Donata is a dark horse. Reading about women being cheated on isn't a topic I enjoy, and in the first few volumes of Dark Soul, we're told that Stefano is in love with her and doesn't want to let her go, despite how compelling he finds Silvio. It's a great, genuine conflict with no obvious resolution, but Donata herself isn't all that compelling: she's beautiful and poised and, well, arm candy. A very pretty doll on a shelf. In the fifth book, however, she really comes into her own. How she responds to Stefano's admissions, how she chooses to resolve the series' romantic conflict, is a breath of fresh air. Donata easily could have just been an object, a woman acted upon, even if her arc came to the same end, but instead she has more agency than you ever expect. She determines her fate, she drives the story's resolution, romantic and sexual. All of it combines to make me think that maybe that was the plan all along: to have her first appear somewhat shallow and flat, but then surprise you in a very good way.
3. Angelica in Shattered Glass by Dani Alexander
Shattered Glass isn't a perfect book by any means, and the concept behind Angelica seems dangerous on the first pass: the gay main character's fiancee, the latest in a line of seemingly disposable women he can't commit to. Latest and last, because of course by the end of the book he realizes he's actually been gay all along. Angelica could easily be a shrew, an over the top example of why all women are just totally wrong for the main character, but she's not. She's a human being, and the book doesn't automatically forgive the main character for his behaviour toward her just because he's gay and figuring himself out. Part of his arc includes acknowledging Angelica's feelings, talking things over with her, making up like adults. If only all exes and beards in M/M could be given those same (very basic) dignities.
4. Tate in The Usual Apocalypse by Christine Price
Tate's one of my favourite character types: the sidekick/assistant who's frighteningly competent at their job (think Ianto Jones of Torchwood). But Tate is more than someone to move the plot forward by keeping the hero from having to do all that boring research and paperwork. She's smart and funny, full of memorable snark and some of the novel's best lines, a character with wit and drive who totally "clicks" with the hero and who you as a reader just really like spending time with. Sometimes that's all you need.

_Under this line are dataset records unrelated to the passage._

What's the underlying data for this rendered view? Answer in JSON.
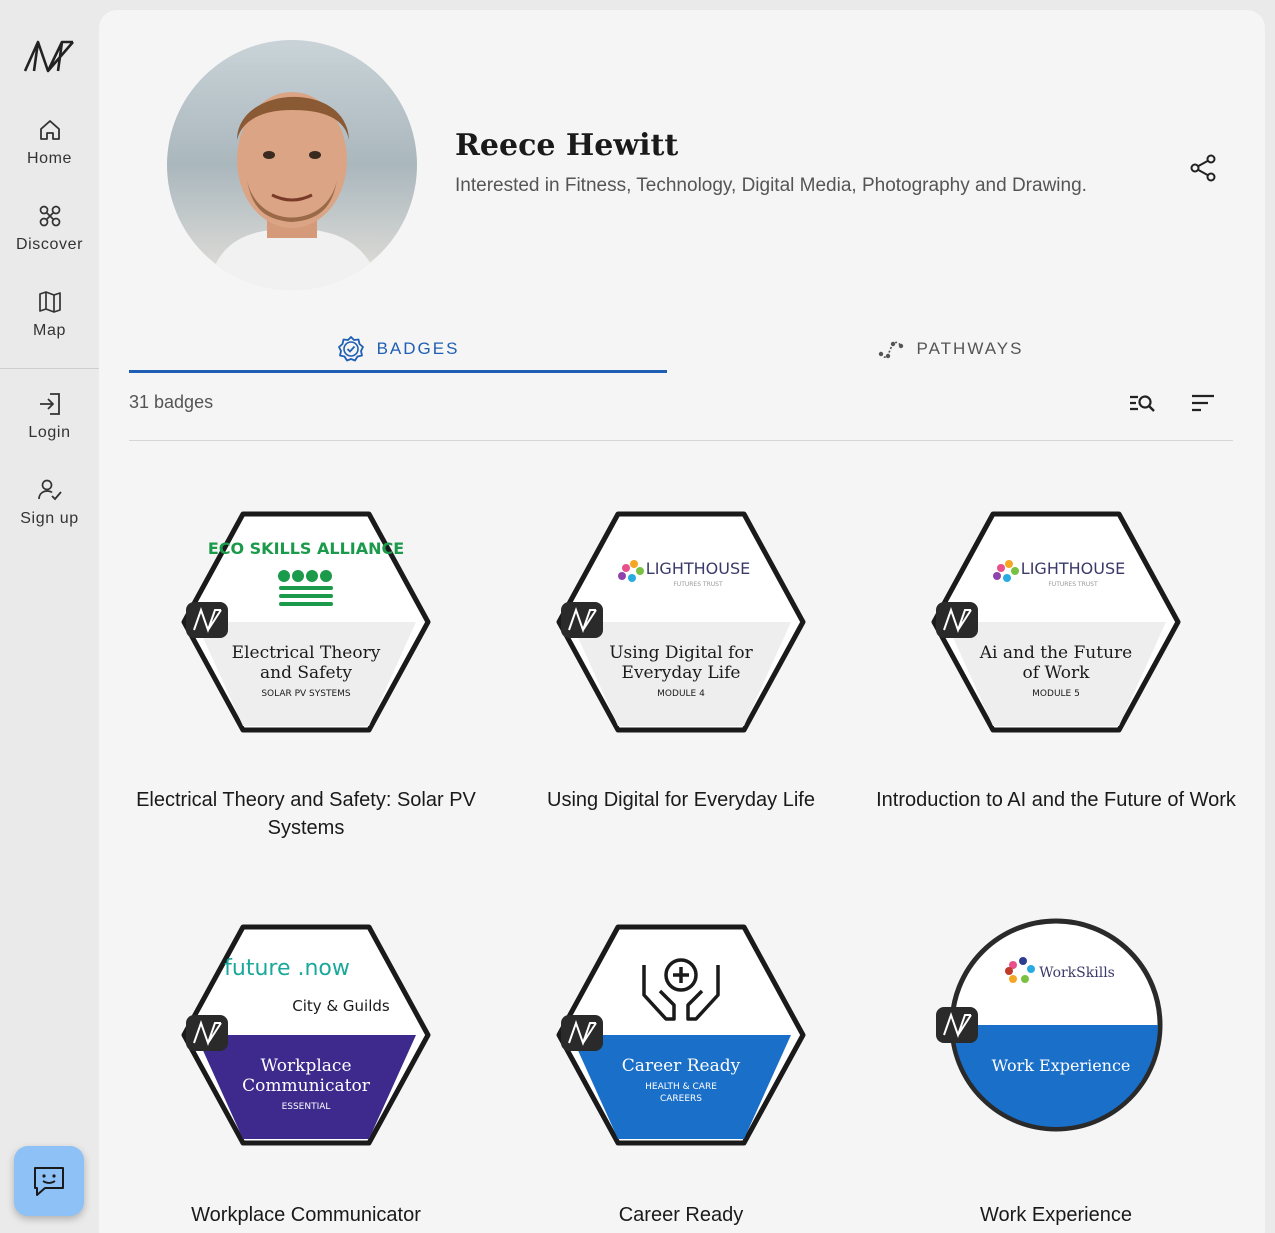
{
  "nav": {
    "items": [
      {
        "label": "Home",
        "icon": "home-icon"
      },
      {
        "label": "Discover",
        "icon": "discover-icon"
      },
      {
        "label": "Map",
        "icon": "map-icon"
      },
      {
        "label": "Login",
        "icon": "login-icon"
      },
      {
        "label": "Sign up",
        "icon": "sign-up-icon"
      }
    ]
  },
  "profile": {
    "name": "Reece Hewitt",
    "bio": "Interested in Fitness, Technology, Digital Media, Photography and Drawing."
  },
  "tabs": [
    {
      "label": "BADGES",
      "active": true
    },
    {
      "label": "PATHWAYS",
      "active": false
    }
  ],
  "badges_summary": {
    "count_text": "31 badges"
  },
  "badges": [
    {
      "title": "Electrical Theory and Safety: Solar PV Systems",
      "issuer_logo": "ECO SKILLS ALLIANCE",
      "image_line1": "Electrical Theory",
      "image_line2": "and Safety",
      "image_sub": "SOLAR PV SYSTEMS",
      "theme": "white"
    },
    {
      "title": "Using Digital for Everyday Life",
      "issuer_logo": "LIGHTHOUSE",
      "issuer_sub": "FUTURES TRUST",
      "image_line1": "Using Digital for",
      "image_line2": "Everyday Life",
      "image_sub": "MODULE 4",
      "theme": "white"
    },
    {
      "title": "Introduction to AI and the Future of Work",
      "issuer_logo": "LIGHTHOUSE",
      "issuer_sub": "FUTURES TRUST",
      "image_line1": "Ai and the Future",
      "image_line2": "of Work",
      "image_sub": "MODULE 5",
      "theme": "white"
    },
    {
      "title": "Workplace Communicator",
      "issuer_logo": "future .now",
      "issuer_logo_2": "City & Guilds",
      "image_line1": "Workplace",
      "image_line2": "Communicator",
      "image_sub": "ESSENTIAL",
      "theme": "purple",
      "accent": "#3d2a8c"
    },
    {
      "title": "Career Ready",
      "issuer_logo": "hands-cross-icon",
      "image_line1": "Career Ready",
      "image_sub": "HEALTH & CARE",
      "image_sub2": "CAREERS",
      "theme": "blue",
      "accent": "#1a6fc9"
    },
    {
      "title": "Work Experience",
      "issuer_logo": "WorkSkills",
      "image_line1": "Work Experience",
      "theme": "blue-circle",
      "accent": "#1a6fc9"
    }
  ],
  "colors": {
    "accent": "#1f5fb3",
    "fab": "#8ec1f5",
    "page_bg": "#ebeaea",
    "card_bg": "#f5f5f5"
  }
}
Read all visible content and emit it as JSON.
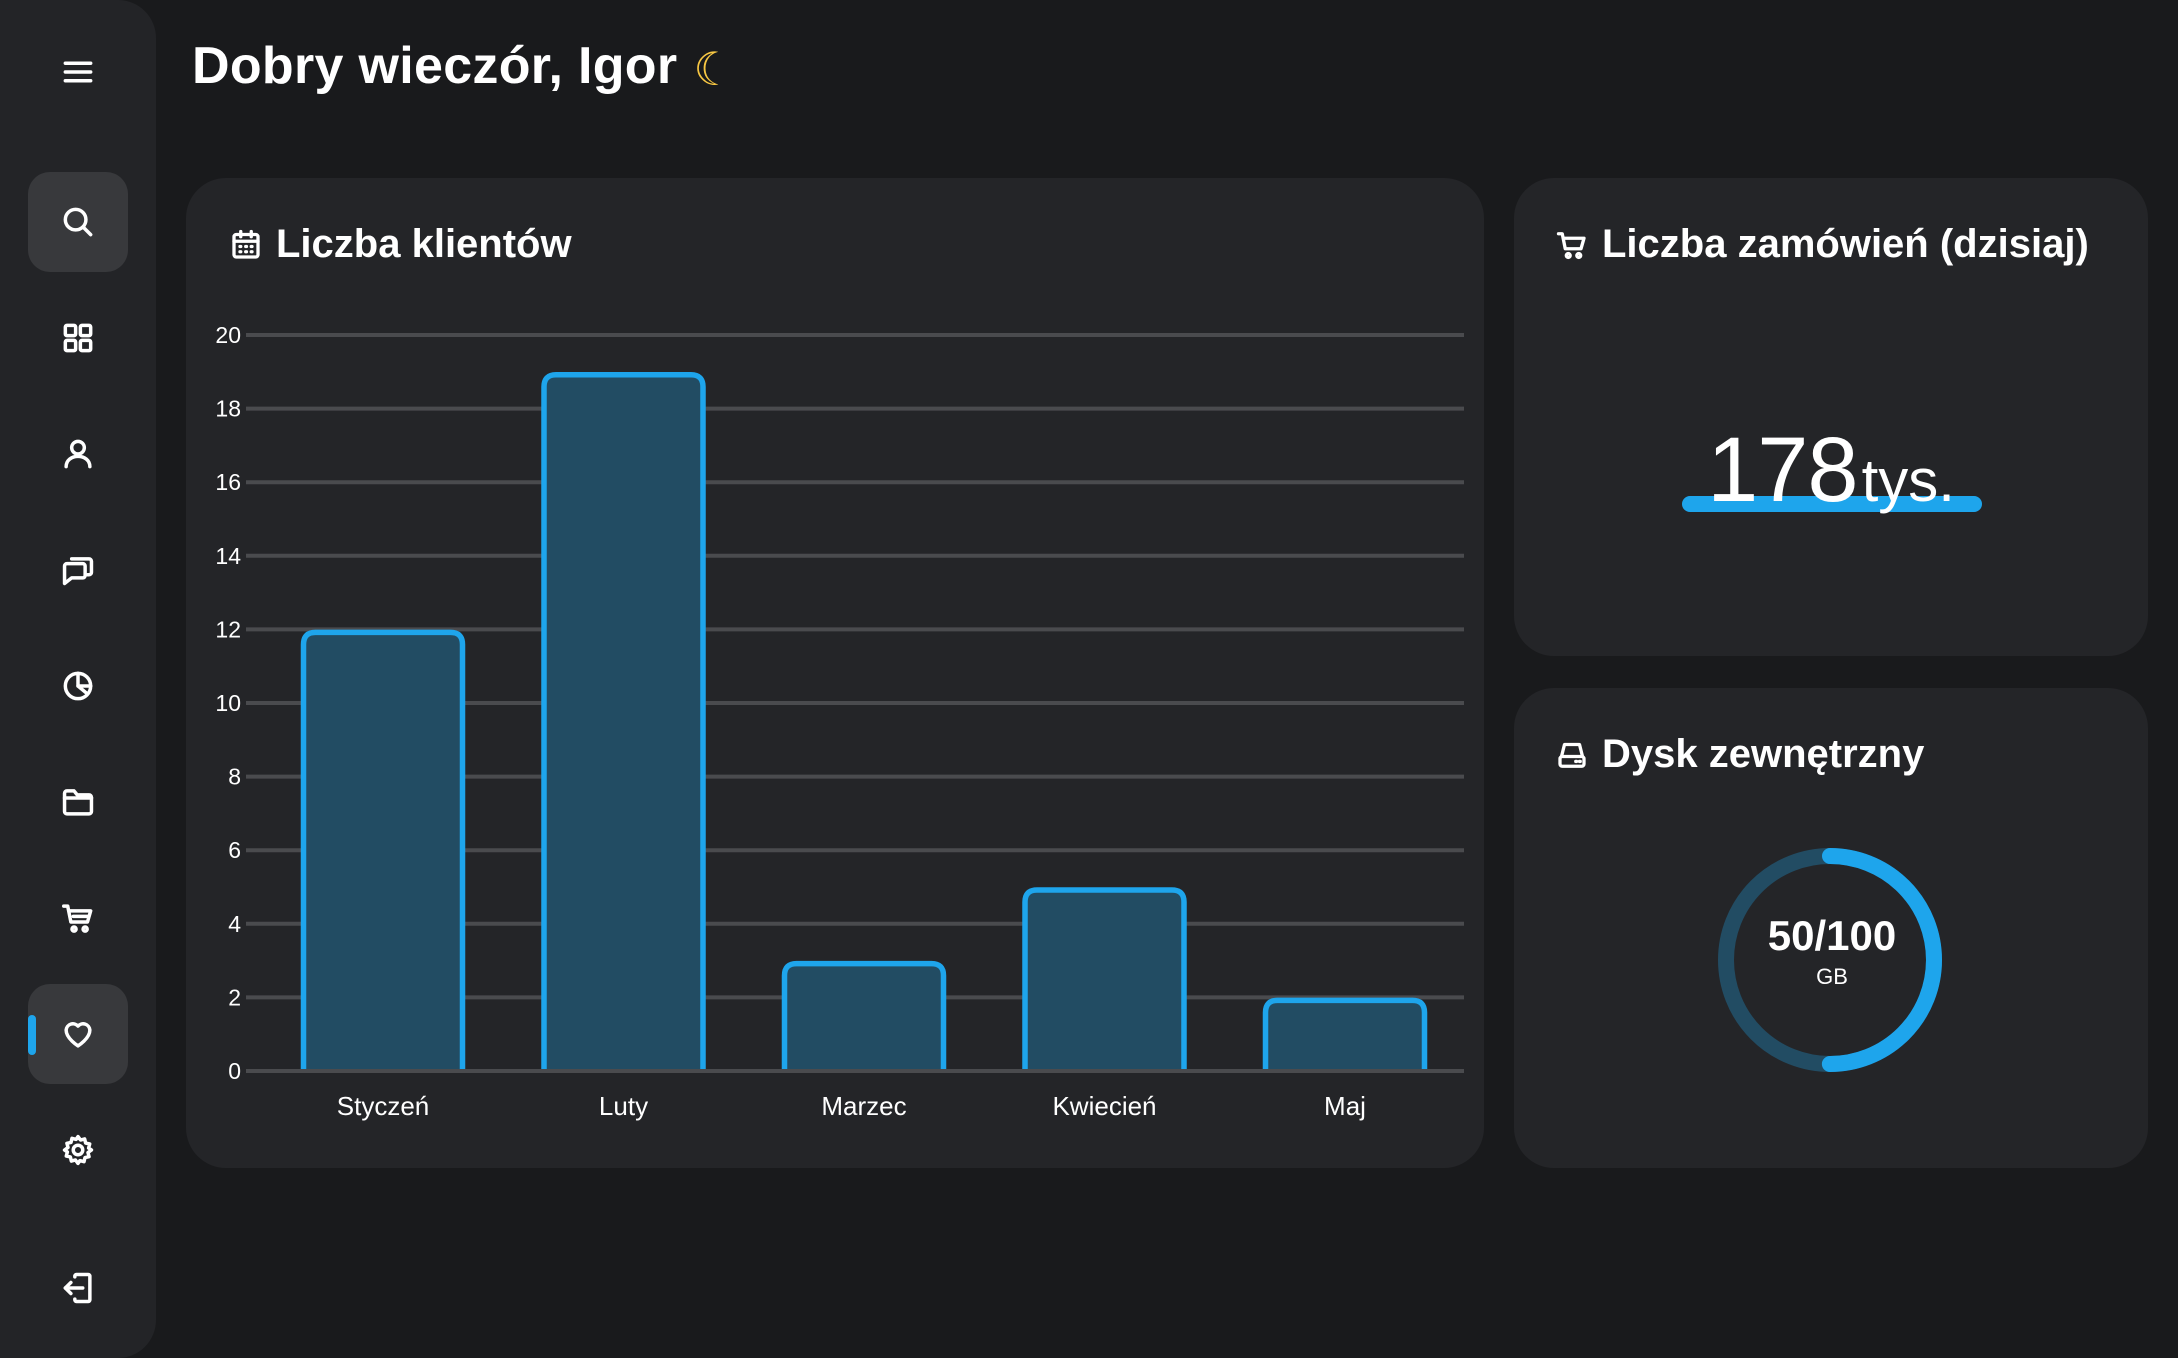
{
  "header": {
    "greeting": "Dobry wieczór, Igor",
    "greeting_icon": "moon-emoji"
  },
  "sidebar": {
    "items": [
      {
        "name": "menu",
        "icon": "hamburger-icon"
      },
      {
        "name": "search",
        "icon": "search-icon"
      },
      {
        "name": "dashboard",
        "icon": "grid-icon"
      },
      {
        "name": "users",
        "icon": "user-icon"
      },
      {
        "name": "messages",
        "icon": "chat-icon"
      },
      {
        "name": "analytics",
        "icon": "pie-chart-icon"
      },
      {
        "name": "files",
        "icon": "folder-icon"
      },
      {
        "name": "shop",
        "icon": "cart-icon"
      },
      {
        "name": "favorites",
        "icon": "heart-icon",
        "active": true
      },
      {
        "name": "settings",
        "icon": "gear-icon"
      },
      {
        "name": "logout",
        "icon": "logout-icon"
      }
    ]
  },
  "clients_card": {
    "title": "Liczba klientów",
    "icon": "calendar-icon"
  },
  "orders_card": {
    "title": "Liczba zamówień (dzisiaj)",
    "icon": "cart-icon",
    "value": "178",
    "unit": "tys."
  },
  "disk_card": {
    "title": "Dysk zewnętrzny",
    "icon": "hard-drive-icon",
    "used": 50,
    "total": 100,
    "value_text": "50/100",
    "unit": "GB"
  },
  "colors": {
    "accent": "#1ea5ec",
    "bar_fill": "#224c63",
    "card_bg": "#242528",
    "page_bg": "#191a1c",
    "grid": "#4a4b4e",
    "track": "#224c63"
  },
  "chart_data": {
    "type": "bar",
    "categories": [
      "Styczeń",
      "Luty",
      "Marzec",
      "Kwiecień",
      "Maj"
    ],
    "values": [
      12,
      19,
      3,
      5,
      2
    ],
    "ylim": [
      0,
      20
    ],
    "yticks": [
      0,
      2,
      4,
      6,
      8,
      10,
      12,
      14,
      16,
      18,
      20
    ],
    "grid": true,
    "legend": "none"
  }
}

5. Natalie in Shivaree by Cara McKenna
Okay, this is a bit of a cheat because Natalie is an actual POV character in this hot series filled with M/M/F sex. However, I'm including her because this isn't a typical romance (M/M, M/M/F, or otherwise), and Natalie represents an intrusion on an established gay relationship. In your typical M/M book, you can only imagine how badly Natalie would be written and treated, and in an M/F/M, she'd be some kind of irresistible goddess that is just too perfect and lovely and sexy for only one man. Here, she's an actual woman, someone I found it easy to relate to. She's attracted to a pair of hot guys, has no concept of the substantial issues in their relationship, and stumbles right on in, shamelessly chasing her desires while also helping both men to work out their issues. I won't spoil the ending, but I will say it's unpredictable and massively satisfying, and what's more, Natalie is never once cast off as a homewrecking whore, nor a kindly saviour, here to selflessly magic away a gay couple's troubles. And the sex is pure wish-fulfillment. ;)

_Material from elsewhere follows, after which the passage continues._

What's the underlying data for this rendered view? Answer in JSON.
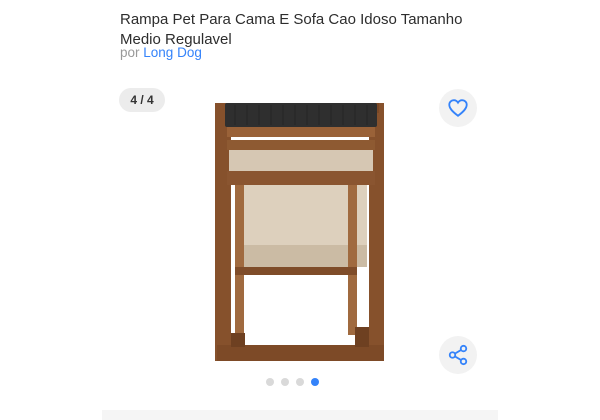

So there's my list of favourite portrayals. Have your own? Disagree with mine? I'd love to hear from you. :)
And if there's any M/M authors reading, take this as a challenge! Include a positive, well-rounded female character with a life and motivation of her own in your next work. Go on, do it!